Dataset rows describing interfaces:
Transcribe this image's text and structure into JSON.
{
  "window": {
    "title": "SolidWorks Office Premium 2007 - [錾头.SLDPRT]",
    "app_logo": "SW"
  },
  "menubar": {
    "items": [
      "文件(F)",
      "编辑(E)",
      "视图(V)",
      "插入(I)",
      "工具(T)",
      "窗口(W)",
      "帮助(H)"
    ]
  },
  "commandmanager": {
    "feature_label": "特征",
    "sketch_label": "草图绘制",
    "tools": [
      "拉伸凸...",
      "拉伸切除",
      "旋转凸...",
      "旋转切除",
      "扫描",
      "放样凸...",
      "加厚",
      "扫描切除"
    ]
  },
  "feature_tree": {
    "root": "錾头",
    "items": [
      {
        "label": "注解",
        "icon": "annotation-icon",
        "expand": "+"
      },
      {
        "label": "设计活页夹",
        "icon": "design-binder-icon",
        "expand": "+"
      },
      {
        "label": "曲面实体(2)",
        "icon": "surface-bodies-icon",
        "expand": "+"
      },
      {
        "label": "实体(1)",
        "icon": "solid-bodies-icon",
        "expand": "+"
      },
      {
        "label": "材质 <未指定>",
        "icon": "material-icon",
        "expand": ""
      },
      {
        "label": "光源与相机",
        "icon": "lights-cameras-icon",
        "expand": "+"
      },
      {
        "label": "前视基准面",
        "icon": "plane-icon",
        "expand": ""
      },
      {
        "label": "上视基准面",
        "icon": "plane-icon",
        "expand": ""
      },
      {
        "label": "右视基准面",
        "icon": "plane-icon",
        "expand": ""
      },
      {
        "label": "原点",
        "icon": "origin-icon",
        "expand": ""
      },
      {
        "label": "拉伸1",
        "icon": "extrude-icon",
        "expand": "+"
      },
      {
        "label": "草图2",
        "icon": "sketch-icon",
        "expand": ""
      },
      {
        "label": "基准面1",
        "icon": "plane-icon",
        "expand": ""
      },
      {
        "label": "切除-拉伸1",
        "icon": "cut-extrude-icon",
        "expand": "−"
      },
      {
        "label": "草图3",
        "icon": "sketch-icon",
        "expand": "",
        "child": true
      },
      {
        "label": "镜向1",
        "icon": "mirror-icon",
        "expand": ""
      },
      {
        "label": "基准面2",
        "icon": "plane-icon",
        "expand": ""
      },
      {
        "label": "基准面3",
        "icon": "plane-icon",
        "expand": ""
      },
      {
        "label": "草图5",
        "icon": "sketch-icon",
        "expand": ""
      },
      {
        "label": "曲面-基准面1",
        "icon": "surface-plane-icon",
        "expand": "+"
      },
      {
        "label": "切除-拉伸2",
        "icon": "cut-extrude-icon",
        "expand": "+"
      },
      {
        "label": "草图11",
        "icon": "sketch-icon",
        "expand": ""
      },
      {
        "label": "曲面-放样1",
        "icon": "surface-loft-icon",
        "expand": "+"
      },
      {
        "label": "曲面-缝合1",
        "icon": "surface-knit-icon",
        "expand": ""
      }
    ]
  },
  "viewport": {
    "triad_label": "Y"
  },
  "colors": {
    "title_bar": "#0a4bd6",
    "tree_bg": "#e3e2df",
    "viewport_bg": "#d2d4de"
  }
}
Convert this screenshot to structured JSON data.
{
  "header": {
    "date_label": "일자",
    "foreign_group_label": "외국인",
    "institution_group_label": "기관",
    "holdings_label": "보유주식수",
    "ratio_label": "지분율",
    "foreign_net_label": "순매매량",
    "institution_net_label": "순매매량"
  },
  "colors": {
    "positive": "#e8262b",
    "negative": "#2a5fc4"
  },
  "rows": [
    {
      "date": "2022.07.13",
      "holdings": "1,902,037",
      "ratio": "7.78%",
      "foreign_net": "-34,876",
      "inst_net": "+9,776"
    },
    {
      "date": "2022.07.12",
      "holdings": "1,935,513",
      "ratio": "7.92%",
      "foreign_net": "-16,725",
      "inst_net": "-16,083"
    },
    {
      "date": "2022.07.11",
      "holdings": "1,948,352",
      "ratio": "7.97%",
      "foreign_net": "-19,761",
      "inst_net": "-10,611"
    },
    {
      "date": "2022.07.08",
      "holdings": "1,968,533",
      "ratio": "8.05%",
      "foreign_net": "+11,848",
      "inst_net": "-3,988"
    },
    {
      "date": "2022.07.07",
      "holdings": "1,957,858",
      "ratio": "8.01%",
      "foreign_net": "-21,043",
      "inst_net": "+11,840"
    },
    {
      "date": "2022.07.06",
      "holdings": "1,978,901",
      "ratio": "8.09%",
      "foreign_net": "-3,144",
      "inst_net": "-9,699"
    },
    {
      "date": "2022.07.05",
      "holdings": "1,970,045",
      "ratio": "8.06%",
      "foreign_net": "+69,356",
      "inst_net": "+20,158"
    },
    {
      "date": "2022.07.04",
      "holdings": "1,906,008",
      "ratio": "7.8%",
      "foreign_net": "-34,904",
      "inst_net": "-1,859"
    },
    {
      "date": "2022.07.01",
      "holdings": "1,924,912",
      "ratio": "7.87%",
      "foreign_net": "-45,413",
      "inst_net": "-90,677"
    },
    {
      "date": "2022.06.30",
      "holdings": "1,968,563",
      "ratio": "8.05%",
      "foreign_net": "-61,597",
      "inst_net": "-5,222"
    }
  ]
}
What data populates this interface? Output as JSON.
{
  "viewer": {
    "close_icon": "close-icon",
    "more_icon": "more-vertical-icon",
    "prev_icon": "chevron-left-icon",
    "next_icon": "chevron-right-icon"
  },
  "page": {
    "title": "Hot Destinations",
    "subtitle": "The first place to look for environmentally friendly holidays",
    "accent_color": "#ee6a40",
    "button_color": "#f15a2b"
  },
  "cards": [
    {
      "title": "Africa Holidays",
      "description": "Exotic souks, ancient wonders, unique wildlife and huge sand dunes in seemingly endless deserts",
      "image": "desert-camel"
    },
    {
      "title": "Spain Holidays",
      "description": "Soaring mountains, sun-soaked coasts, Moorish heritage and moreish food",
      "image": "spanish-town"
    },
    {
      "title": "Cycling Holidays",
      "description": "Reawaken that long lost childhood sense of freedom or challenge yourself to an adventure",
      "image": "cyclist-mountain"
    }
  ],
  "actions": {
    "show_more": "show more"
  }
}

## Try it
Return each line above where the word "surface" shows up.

## Answer
        "icon": "surface-bodies-icon",
        "icon": "surface-plane-icon",
        "icon": "surface-loft-icon",
        "icon": "surface-knit-icon",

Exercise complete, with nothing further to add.